- You start to use terms like "potentially", "in future" or "scalable".
- You spend more time thinking of "encapsulation", "abstraction" and "decoupling", than the actual problem.
- You believe, that the with amount of frameworks, libraries, and languages (better polyglot projects), the qualitity of the software will improve.
- You are able to replace every single concept, class and layer - but this feature actually cannot be derived from the client's requirements.
- Just looking at the code - you do not understand what happens - you need addtional tools, products and consultants :-) to understand it.
- You hate monolithic structures - so everything is configurable, replacable - of course at runtime. If it becomes too complex, go to point 5.
- You start to implement a generator to tackle the complexity.
- Your configuration file is getting slightly bigger, than your code.
- Your interface is so fluent, that only domain experts understand the code :-)
The problem with patterns, best practices and idioms is the overuse of a single principle. Regardless what you are considering: overuse of DRY can lead to "fat" layers and classes, overuse of Separation Of Concerns to many fine grained units, overuse of modularization to jar, plugin or just governance hell. Common sense and the balance between concepts and idioms are the solution- but it's hard to find in real world :-).
[I expanded the thoughts above in the book "Real World Java EE Patterns"]

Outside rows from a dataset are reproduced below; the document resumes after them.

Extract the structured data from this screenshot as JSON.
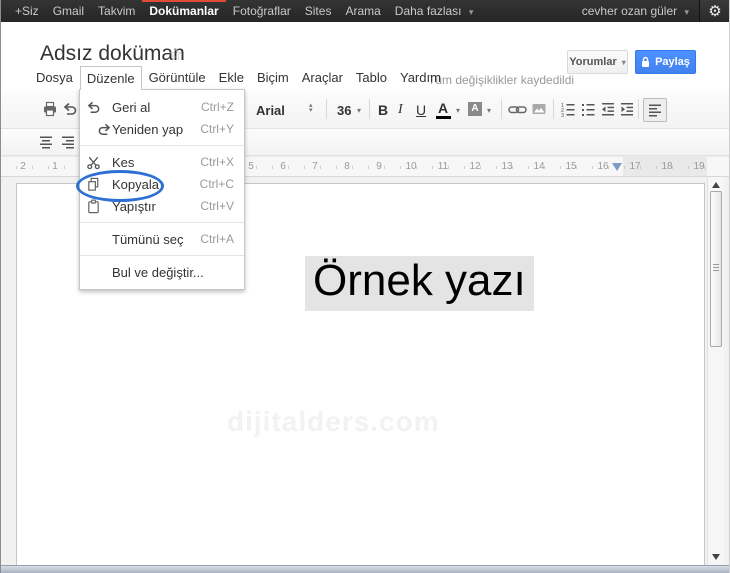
{
  "topbar": {
    "nav": [
      {
        "label": "+Siz"
      },
      {
        "label": "Gmail"
      },
      {
        "label": "Takvim"
      },
      {
        "label": "Dokümanlar",
        "active": true
      },
      {
        "label": "Fotoğraflar"
      },
      {
        "label": "Sites"
      },
      {
        "label": "Arama"
      },
      {
        "label": "Daha fazlası",
        "has_dropdown": true
      }
    ],
    "account_label": "cevher ozan güler"
  },
  "header": {
    "title": "Adsız doküman",
    "comments_label": "Yorumlar",
    "share_label": "Paylaş"
  },
  "menubar": {
    "items": [
      "Dosya",
      "Düzenle",
      "Görüntüle",
      "Ekle",
      "Biçim",
      "Araçlar",
      "Tablo",
      "Yardım"
    ],
    "open_item": "Düzenle",
    "saved_status": "Tüm değişiklikler kaydedildi"
  },
  "edit_menu": {
    "items": [
      {
        "label": "Geri al",
        "shortcut": "Ctrl+Z",
        "icon": "undo"
      },
      {
        "label": "Yeniden yap",
        "shortcut": "Ctrl+Y",
        "icon": "redo"
      },
      {
        "label": "Kes",
        "shortcut": "Ctrl+X",
        "icon": "scissors"
      },
      {
        "label": "Kopyala",
        "shortcut": "Ctrl+C",
        "icon": "copy",
        "annotated": true
      },
      {
        "label": "Yapıştır",
        "shortcut": "Ctrl+V",
        "icon": "clipboard"
      },
      {
        "label": "Tümünü seç",
        "shortcut": "Ctrl+A",
        "icon": ""
      },
      {
        "label": "Bul ve değiştir...",
        "shortcut": "",
        "icon": ""
      }
    ]
  },
  "toolbar": {
    "font_family_value": "Arial",
    "font_size_value": "36",
    "bold_label": "B",
    "italic_label": "I",
    "underline_label": "U",
    "text_color_label": "A",
    "highlight_label": "A"
  },
  "ruler": {
    "margin_numbers": [
      "2",
      "1"
    ],
    "numbers": [
      "5",
      "6",
      "7",
      "8",
      "9",
      "10",
      "11",
      "12",
      "13",
      "14",
      "15",
      "16",
      "17",
      "18",
      "19"
    ]
  },
  "document": {
    "text": "Örnek yazı",
    "watermark": "dijitalders.com"
  },
  "icons": {
    "caret_down": "▾",
    "caret_up": "▴",
    "gear": "⚙",
    "star": "☆"
  },
  "colors": {
    "topbar_bg": "#2b2b2b",
    "brand_red": "#dd4b39",
    "share_button_blue": "#4d90fe",
    "annotation_blue": "#2e70d2",
    "selection_gray": "#e4e4e4"
  }
}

NEW MUC Airport Workshop: Migrating Java Client (Swing / Java FX) to Web Standards